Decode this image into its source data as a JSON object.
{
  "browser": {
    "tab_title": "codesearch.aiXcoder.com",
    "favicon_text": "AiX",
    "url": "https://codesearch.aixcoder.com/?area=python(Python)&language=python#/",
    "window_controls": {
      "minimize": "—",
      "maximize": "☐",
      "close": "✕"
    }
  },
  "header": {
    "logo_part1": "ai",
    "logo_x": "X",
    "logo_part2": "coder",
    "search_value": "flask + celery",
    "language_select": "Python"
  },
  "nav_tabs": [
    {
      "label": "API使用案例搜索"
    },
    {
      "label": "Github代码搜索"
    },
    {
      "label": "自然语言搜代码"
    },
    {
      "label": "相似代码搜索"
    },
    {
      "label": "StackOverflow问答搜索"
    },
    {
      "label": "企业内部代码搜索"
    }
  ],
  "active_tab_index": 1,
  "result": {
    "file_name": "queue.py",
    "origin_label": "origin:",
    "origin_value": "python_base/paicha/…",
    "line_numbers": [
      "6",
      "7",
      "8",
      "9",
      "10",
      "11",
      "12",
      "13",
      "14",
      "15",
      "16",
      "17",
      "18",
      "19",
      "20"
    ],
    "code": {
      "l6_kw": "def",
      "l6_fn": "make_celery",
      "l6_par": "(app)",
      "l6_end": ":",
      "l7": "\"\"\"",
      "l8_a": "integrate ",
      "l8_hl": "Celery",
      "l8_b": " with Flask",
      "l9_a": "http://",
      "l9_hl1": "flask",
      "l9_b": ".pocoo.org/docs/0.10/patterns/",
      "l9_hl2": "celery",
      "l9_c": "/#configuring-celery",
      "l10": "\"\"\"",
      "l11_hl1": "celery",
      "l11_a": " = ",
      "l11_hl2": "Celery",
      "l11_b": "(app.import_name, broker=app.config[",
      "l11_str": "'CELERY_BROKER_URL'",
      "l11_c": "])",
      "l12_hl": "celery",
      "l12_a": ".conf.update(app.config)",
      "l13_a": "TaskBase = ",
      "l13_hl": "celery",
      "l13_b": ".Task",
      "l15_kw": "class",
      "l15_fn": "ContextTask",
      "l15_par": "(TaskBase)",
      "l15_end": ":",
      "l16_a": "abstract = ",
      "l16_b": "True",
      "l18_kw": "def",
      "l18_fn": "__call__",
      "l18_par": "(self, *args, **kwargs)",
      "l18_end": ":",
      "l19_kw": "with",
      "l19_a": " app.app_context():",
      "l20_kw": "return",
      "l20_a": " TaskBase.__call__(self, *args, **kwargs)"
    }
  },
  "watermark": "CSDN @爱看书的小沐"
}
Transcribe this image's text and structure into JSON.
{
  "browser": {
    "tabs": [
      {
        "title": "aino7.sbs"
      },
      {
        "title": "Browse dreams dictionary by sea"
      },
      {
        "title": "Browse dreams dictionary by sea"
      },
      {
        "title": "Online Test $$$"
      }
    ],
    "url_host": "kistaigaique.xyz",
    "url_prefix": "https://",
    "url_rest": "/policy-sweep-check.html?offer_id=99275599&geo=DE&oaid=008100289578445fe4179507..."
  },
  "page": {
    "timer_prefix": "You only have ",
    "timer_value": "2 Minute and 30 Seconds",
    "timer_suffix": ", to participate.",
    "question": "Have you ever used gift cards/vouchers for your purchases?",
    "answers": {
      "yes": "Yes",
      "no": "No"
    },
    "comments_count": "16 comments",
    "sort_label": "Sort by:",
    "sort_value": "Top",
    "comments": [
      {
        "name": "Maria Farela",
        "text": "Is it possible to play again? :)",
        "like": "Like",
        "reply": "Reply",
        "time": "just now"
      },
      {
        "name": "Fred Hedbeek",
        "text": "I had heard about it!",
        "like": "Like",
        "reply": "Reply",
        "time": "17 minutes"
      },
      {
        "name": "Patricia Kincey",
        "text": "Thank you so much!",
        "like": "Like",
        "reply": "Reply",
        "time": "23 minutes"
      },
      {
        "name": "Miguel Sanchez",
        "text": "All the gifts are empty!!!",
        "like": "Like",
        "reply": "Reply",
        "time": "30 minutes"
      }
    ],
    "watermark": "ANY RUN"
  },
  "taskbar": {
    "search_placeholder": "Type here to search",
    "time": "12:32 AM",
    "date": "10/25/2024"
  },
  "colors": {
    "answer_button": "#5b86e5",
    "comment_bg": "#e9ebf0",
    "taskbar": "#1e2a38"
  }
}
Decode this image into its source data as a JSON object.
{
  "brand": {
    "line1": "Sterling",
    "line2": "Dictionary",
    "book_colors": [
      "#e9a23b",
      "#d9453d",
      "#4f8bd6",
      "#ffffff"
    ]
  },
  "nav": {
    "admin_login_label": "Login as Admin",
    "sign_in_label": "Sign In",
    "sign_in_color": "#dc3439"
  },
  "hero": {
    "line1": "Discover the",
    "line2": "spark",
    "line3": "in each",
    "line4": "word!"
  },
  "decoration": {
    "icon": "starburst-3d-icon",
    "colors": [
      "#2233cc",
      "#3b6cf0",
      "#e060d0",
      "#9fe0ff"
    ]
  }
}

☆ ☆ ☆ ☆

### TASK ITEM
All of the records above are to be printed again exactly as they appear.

### FINISHED TASK
Decode this image into its source data as a JSON object.
{
  "browser": {
    "tab_title": "codesearch.aiXcoder.com",
    "favicon_text": "AiX",
    "url": "https://codesearch.aixcoder.com/?area=python(Python)&language=python#/",
    "window_controls": {
      "minimize": "—",
      "maximize": "☐",
      "close": "✕"
    }
  },
  "header": {
    "logo_part1": "ai",
    "logo_x": "X",
    "logo_part2": "coder",
    "search_value": "flask + celery",
    "language_select": "Python"
  },
  "nav_tabs": [
    {
      "label": "API使用案例搜索"
    },
    {
      "label": "Github代码搜索"
    },
    {
      "label": "自然语言搜代码"
    },
    {
      "label": "相似代码搜索"
    },
    {
      "label": "StackOverflow问答搜索"
    },
    {
      "label": "企业内部代码搜索"
    }
  ],
  "active_tab_index": 1,
  "result": {
    "file_name": "queue.py",
    "origin_label": "origin:",
    "origin_value": "python_base/paicha/…",
    "line_numbers": [
      "6",
      "7",
      "8",
      "9",
      "10",
      "11",
      "12",
      "13",
      "14",
      "15",
      "16",
      "17",
      "18",
      "19",
      "20"
    ],
    "code": {
      "l6_kw": "def",
      "l6_fn": "make_celery",
      "l6_par": "(app)",
      "l6_end": ":",
      "l7": "\"\"\"",
      "l8_a": "integrate ",
      "l8_hl": "Celery",
      "l8_b": " with Flask",
      "l9_a": "http://",
      "l9_hl1": "flask",
      "l9_b": ".pocoo.org/docs/0.10/patterns/",
      "l9_hl2": "celery",
      "l9_c": "/#configuring-celery",
      "l10": "\"\"\"",
      "l11_hl1": "celery",
      "l11_a": " = ",
      "l11_hl2": "Celery",
      "l11_b": "(app.import_name, broker=app.config[",
      "l11_str": "'CELERY_BROKER_URL'",
      "l11_c": "])",
      "l12_hl": "celery",
      "l12_a": ".conf.update(app.config)",
      "l13_a": "TaskBase = ",
      "l13_hl": "celery",
      "l13_b": ".Task",
      "l15_kw": "class",
      "l15_fn": "ContextTask",
      "l15_par": "(TaskBase)",
      "l15_end": ":",
      "l16_a": "abstract = ",
      "l16_b": "True",
      "l18_kw": "def",
      "l18_fn": "__call__",
      "l18_par": "(self, *args, **kwargs)",
      "l18_end": ":",
      "l19_kw": "with",
      "l19_a": " app.app_context():",
      "l20_kw": "return",
      "l20_a": " TaskBase.__call__(self, *args, **kwargs)"
    }
  },
  "watermark": "CSDN @爱看书的小沐"
}
Transcribe this image's text and structure into JSON.
{
  "browser": {
    "tabs": [
      {
        "title": "aino7.sbs"
      },
      {
        "title": "Browse dreams dictionary by sea"
      },
      {
        "title": "Browse dreams dictionary by sea"
      },
      {
        "title": "Online Test $$$"
      }
    ],
    "url_host": "kistaigaique.xyz",
    "url_prefix": "https://",
    "url_rest": "/policy-sweep-check.html?offer_id=99275599&geo=DE&oaid=008100289578445fe4179507..."
  },
  "page": {
    "timer_prefix": "You only have ",
    "timer_value": "2 Minute and 30 Seconds",
    "timer_suffix": ", to participate.",
    "question": "Have you ever used gift cards/vouchers for your purchases?",
    "answers": {
      "yes": "Yes",
      "no": "No"
    },
    "comments_count": "16 comments",
    "sort_label": "Sort by:",
    "sort_value": "Top",
    "comments": [
      {
        "name": "Maria Farela",
        "text": "Is it possible to play again? :)",
        "like": "Like",
        "reply": "Reply",
        "time": "just now"
      },
      {
        "name": "Fred Hedbeek",
        "text": "I had heard about it!",
        "like": "Like",
        "reply": "Reply",
        "time": "17 minutes"
      },
      {
        "name": "Patricia Kincey",
        "text": "Thank you so much!",
        "like": "Like",
        "reply": "Reply",
        "time": "23 minutes"
      },
      {
        "name": "Miguel Sanchez",
        "text": "All the gifts are empty!!!",
        "like": "Like",
        "reply": "Reply",
        "time": "30 minutes"
      }
    ],
    "watermark": "ANY RUN"
  },
  "taskbar": {
    "search_placeholder": "Type here to search",
    "time": "12:32 AM",
    "date": "10/25/2024"
  },
  "colors": {
    "answer_button": "#5b86e5",
    "comment_bg": "#e9ebf0",
    "taskbar": "#1e2a38"
  }
}
Decode this image into its source data as a JSON object.
{
  "brand": {
    "line1": "Sterling",
    "line2": "Dictionary",
    "book_colors": [
      "#e9a23b",
      "#d9453d",
      "#4f8bd6",
      "#ffffff"
    ]
  },
  "nav": {
    "admin_login_label": "Login as Admin",
    "sign_in_label": "Sign In",
    "sign_in_color": "#dc3439"
  },
  "hero": {
    "line1": "Discover the",
    "line2": "spark",
    "line3": "in each",
    "line4": "word!"
  },
  "decoration": {
    "icon": "starburst-3d-icon",
    "colors": [
      "#2233cc",
      "#3b6cf0",
      "#e060d0",
      "#9fe0ff"
    ]
  }
}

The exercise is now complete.